=== Problem description ===
Report every line of the data where the string "bbox" appears.

Dataset rows for apps and sites:
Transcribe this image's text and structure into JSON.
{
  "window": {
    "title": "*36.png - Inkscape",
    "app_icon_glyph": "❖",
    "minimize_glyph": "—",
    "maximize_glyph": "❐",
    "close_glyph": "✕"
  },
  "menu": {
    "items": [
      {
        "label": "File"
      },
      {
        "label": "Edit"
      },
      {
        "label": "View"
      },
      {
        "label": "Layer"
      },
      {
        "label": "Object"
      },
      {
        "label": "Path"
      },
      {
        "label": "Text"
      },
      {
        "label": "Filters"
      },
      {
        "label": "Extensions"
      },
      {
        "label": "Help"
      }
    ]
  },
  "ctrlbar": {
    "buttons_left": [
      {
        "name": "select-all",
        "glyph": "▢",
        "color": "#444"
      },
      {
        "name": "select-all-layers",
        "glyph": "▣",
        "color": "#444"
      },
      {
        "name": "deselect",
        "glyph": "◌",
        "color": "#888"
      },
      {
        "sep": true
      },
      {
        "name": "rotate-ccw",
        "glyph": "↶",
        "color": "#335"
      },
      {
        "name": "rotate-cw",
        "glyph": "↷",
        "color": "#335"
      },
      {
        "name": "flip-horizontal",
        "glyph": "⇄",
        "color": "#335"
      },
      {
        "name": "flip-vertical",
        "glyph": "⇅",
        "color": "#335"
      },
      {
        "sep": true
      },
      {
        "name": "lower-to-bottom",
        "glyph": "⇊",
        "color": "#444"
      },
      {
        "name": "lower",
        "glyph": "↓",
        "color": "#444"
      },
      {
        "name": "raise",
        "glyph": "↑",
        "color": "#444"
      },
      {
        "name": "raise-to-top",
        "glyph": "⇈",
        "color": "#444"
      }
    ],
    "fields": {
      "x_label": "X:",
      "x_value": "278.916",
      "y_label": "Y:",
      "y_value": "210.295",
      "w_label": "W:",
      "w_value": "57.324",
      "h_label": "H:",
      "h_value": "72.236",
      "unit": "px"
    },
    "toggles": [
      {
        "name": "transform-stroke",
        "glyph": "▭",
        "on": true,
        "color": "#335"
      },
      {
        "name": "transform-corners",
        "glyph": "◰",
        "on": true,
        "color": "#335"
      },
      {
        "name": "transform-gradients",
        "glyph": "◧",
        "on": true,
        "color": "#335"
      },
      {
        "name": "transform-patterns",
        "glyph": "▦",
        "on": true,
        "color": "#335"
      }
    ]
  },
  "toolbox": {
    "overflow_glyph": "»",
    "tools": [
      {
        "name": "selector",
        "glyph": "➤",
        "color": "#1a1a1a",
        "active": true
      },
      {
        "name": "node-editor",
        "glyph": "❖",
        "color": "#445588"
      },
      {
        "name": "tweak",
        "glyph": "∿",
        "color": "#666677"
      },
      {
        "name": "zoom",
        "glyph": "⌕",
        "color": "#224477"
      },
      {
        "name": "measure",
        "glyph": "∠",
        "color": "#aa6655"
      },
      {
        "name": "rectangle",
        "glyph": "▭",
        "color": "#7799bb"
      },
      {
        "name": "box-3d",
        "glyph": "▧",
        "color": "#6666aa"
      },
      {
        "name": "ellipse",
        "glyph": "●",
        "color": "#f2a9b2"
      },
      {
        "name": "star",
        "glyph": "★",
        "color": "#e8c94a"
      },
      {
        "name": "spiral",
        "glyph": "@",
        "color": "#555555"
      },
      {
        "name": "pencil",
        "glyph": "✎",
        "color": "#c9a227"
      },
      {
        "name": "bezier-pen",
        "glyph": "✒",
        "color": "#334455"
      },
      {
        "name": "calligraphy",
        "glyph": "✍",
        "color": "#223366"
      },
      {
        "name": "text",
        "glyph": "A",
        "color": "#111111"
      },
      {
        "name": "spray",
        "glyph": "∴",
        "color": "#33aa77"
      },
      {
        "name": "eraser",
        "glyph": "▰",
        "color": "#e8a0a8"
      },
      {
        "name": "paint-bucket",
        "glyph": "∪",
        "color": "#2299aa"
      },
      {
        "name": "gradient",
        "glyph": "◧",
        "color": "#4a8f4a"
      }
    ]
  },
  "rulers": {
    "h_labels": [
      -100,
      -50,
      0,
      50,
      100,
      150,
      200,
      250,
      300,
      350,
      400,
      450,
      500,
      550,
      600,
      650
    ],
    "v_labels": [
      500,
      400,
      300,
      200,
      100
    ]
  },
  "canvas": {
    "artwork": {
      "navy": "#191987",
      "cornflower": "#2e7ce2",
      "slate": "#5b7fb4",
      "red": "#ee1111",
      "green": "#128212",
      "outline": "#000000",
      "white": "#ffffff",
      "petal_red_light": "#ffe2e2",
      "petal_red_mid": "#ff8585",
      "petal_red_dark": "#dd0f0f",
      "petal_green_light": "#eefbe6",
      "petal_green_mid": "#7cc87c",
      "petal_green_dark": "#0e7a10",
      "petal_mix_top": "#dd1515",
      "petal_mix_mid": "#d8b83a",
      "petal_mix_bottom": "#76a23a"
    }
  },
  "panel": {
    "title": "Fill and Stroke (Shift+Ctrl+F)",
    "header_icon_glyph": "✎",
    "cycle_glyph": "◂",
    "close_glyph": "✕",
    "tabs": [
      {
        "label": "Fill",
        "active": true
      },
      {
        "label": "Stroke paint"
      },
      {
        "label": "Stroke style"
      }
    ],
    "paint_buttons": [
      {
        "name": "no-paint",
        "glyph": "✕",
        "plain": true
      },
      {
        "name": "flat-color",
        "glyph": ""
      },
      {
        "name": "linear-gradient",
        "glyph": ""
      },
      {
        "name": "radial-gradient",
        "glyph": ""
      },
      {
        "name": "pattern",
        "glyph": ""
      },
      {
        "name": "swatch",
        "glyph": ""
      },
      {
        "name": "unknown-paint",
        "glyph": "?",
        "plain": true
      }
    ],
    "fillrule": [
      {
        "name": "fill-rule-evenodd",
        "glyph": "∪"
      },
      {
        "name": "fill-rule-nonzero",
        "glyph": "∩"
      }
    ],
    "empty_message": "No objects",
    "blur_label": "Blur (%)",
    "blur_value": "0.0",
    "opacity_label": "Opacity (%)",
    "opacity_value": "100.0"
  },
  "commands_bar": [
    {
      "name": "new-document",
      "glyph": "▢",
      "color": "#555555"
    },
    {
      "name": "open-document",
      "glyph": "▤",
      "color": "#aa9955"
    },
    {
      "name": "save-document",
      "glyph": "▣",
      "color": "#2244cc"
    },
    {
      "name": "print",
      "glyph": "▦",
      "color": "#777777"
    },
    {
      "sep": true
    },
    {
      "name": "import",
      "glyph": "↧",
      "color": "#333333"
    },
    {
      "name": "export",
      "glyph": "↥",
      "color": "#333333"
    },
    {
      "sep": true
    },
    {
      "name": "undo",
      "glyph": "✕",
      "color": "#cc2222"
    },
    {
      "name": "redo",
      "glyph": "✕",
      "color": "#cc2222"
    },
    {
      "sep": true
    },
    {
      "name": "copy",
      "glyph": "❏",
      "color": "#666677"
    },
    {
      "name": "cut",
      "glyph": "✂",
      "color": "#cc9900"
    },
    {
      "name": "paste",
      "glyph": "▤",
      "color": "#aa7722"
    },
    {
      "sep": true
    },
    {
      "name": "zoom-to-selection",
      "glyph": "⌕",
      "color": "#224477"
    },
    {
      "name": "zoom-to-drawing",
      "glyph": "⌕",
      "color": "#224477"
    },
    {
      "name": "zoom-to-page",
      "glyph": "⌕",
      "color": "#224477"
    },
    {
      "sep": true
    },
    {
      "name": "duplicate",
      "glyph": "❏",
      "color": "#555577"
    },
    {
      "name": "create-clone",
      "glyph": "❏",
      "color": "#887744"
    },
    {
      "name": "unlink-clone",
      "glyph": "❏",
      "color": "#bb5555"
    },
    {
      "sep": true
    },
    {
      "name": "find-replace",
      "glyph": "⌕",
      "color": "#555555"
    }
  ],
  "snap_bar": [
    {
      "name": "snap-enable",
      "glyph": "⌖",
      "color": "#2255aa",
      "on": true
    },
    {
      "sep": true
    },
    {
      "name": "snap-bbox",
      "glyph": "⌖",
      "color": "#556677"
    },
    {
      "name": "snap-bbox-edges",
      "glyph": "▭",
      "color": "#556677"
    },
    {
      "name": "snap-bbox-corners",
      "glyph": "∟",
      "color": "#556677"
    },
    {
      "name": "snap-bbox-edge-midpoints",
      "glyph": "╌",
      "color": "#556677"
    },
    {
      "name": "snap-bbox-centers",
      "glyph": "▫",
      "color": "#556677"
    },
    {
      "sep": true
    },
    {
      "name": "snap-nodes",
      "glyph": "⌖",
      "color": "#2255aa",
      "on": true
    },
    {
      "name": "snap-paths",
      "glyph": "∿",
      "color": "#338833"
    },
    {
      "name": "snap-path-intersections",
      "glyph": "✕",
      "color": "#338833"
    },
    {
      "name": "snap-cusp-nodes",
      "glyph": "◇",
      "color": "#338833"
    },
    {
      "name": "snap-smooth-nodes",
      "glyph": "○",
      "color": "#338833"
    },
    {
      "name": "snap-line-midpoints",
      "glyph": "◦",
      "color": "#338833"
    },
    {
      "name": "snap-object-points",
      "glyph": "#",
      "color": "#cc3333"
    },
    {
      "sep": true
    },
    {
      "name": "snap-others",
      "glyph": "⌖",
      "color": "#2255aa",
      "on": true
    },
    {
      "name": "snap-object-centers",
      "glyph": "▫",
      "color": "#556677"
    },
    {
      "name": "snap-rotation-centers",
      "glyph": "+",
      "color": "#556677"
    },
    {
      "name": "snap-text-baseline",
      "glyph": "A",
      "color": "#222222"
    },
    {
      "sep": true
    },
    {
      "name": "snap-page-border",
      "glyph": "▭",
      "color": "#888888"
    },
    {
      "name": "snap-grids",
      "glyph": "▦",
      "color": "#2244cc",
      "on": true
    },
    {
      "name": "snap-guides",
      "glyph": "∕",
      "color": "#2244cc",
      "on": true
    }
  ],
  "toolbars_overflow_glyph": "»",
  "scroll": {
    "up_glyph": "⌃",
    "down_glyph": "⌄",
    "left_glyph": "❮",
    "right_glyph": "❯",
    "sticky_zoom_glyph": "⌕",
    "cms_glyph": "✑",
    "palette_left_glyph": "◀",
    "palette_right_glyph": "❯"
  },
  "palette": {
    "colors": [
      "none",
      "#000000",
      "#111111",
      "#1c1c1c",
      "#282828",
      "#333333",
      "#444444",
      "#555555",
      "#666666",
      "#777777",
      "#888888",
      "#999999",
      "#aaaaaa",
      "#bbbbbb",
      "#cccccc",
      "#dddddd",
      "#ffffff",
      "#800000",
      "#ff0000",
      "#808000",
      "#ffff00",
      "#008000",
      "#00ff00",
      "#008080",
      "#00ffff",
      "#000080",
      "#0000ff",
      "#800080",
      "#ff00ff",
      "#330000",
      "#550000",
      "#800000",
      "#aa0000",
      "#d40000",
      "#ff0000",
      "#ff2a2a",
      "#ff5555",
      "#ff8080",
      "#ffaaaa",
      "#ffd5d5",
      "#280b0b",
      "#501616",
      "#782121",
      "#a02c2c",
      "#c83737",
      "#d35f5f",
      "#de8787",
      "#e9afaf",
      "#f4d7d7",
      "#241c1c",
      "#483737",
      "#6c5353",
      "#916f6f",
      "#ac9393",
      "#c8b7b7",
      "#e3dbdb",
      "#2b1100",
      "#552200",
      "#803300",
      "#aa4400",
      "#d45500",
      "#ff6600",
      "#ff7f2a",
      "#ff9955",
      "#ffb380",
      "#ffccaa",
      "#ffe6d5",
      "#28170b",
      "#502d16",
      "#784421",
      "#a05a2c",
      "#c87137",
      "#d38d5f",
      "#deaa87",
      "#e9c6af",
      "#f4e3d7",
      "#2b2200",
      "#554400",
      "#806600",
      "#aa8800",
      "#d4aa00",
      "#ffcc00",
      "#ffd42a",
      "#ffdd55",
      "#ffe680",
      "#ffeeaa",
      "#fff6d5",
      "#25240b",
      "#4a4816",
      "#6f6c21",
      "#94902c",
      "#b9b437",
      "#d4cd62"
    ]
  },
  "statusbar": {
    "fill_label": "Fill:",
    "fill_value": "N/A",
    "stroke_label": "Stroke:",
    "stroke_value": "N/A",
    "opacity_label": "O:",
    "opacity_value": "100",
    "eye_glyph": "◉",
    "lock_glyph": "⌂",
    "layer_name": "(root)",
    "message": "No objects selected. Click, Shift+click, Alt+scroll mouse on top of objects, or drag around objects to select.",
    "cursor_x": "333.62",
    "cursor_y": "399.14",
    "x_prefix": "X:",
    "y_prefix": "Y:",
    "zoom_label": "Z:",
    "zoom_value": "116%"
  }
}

=== Response box ===
      "name": "snap-bbox",
      "name": "snap-bbox-edges",
      "name": "snap-bbox-corners",
      "name": "snap-bbox-edge-midpoints",
      "name": "snap-bbox-centers",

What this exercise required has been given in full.